This grace period would appear to apply to FET that was not collected on amounts paid on a cash basis to buy tickets during the grace period from July 23 to August 7, except that if the flight occurred prior to the expiration on July 22, then the grace period would not apply. In contrast, amounts paid to buy tickets before July 23 or after August 7 would be subject to FET, irrespective of when the flight occurs.

Open Issues

The IRS press release explains that the IRS will issue future guidance. The following are several possible issues that the IRS might provide guidance on:

  1. Will the beginning and end of the grace period (12:01 a.m. July 23 and 12:01 a.m. August 8) be determined under local time or Eastern Daylight Time?

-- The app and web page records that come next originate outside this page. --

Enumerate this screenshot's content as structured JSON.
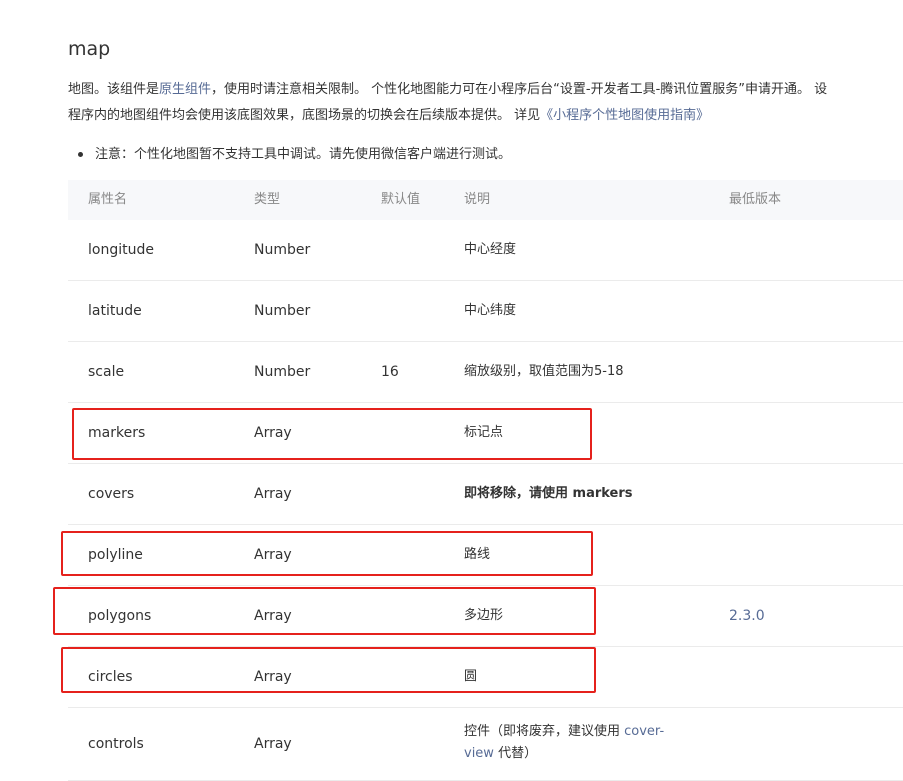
{
  "title": "map",
  "intro": {
    "p1": "地图。该组件是",
    "native_link": "原生组件",
    "p2": "，使用时请注意相关限制。 个性化地图能力可在小程序后台“设置-开发者工具-腾讯位置服务”申请开通。 设",
    "p3": "程序内的地图组件均会使用该底图效果，底图场景的切换会在后续版本提供。 详见",
    "guide_link": "《小程序个性地图使用指南》"
  },
  "note": "注意：个性化地图暂不支持工具中调试。请先使用微信客户端进行测试。",
  "table": {
    "headers": {
      "name": "属性名",
      "type": "类型",
      "default": "默认值",
      "desc": "说明",
      "version": "最低版本"
    },
    "rows": [
      {
        "name": "longitude",
        "type": "Number",
        "default": "",
        "desc": "中心经度",
        "version": ""
      },
      {
        "name": "latitude",
        "type": "Number",
        "default": "",
        "desc": "中心纬度",
        "version": ""
      },
      {
        "name": "scale",
        "type": "Number",
        "default": "16",
        "desc": "缩放级别，取值范围为5-18",
        "version": ""
      },
      {
        "name": "markers",
        "type": "Array",
        "default": "",
        "desc": "标记点",
        "version": ""
      },
      {
        "name": "covers",
        "type": "Array",
        "default": "",
        "desc": "即将移除，请使用 markers",
        "version": ""
      },
      {
        "name": "polyline",
        "type": "Array",
        "default": "",
        "desc": "路线",
        "version": ""
      },
      {
        "name": "polygons",
        "type": "Array",
        "default": "",
        "desc": "多边形",
        "version": "2.3.0"
      },
      {
        "name": "circles",
        "type": "Array",
        "default": "",
        "desc": "圆",
        "version": ""
      },
      {
        "name": "controls",
        "type": "Array",
        "default": "",
        "desc_pre": "控件（即将废弃，建议使用 ",
        "desc_link1": "cover-",
        "desc_link2": "view",
        "desc_post": " 代替）",
        "version": ""
      }
    ]
  },
  "colors": {
    "highlight": "#e5211c",
    "link": "#576b95",
    "header_bg": "#f7f8fa"
  }
}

Based on the interpretation of effective date statutes for other tax laws, we would anticipate local time. However, this grace period is left to IRS’ discretion. Therefore, IRS would need to confirm that local time applies.

  1. Will the grace period be available only to “airlines,” or will it also be available to charter operators and business aviation arrangements such as time sharing arrangements?

The IRS press release discusses the grace period in terms of “airlines.” Charter operators and business aviation arrangements may not have the same sort of administrative difficulty collecting excise taxes from passengers as airlines. On the other hand, some charter situations may present administrative difficulties in collecting FET on amounts that have already been collected during the grace period.

  1. If the grace period is available to charter operators and business aviation arrangements such as time sharing arrangements, will the grace period only be available to taxpayers that can establish that the lapse in the excise tax extension during the grace period “caused” them to be unable to collect the FET.

It would appear to present an unnecessary level of complexity and confusion to require charter operators and companies in other business aviation arrangements to make the determination of whether the lapse in FET “caused” them to not collect FET from a passenger.  

Will FET Expire Again on September 16, 2011?

The current extension of FET is through September 16, 2011. Congress returns to Washington, D.C. in the first week of September and will have about a week to pass another FET extension. Since the current deal to extend FET through September 16 did not resolve the underlying issues regarding FAA Reauthorization, the extension of the September 16 FET deadline may be contentious. Hopefully, with the recent media attention to the problems caused by the expiration of FET and the absence of a debt ceiling stand-off, Congress will not let FET expire again on September 16.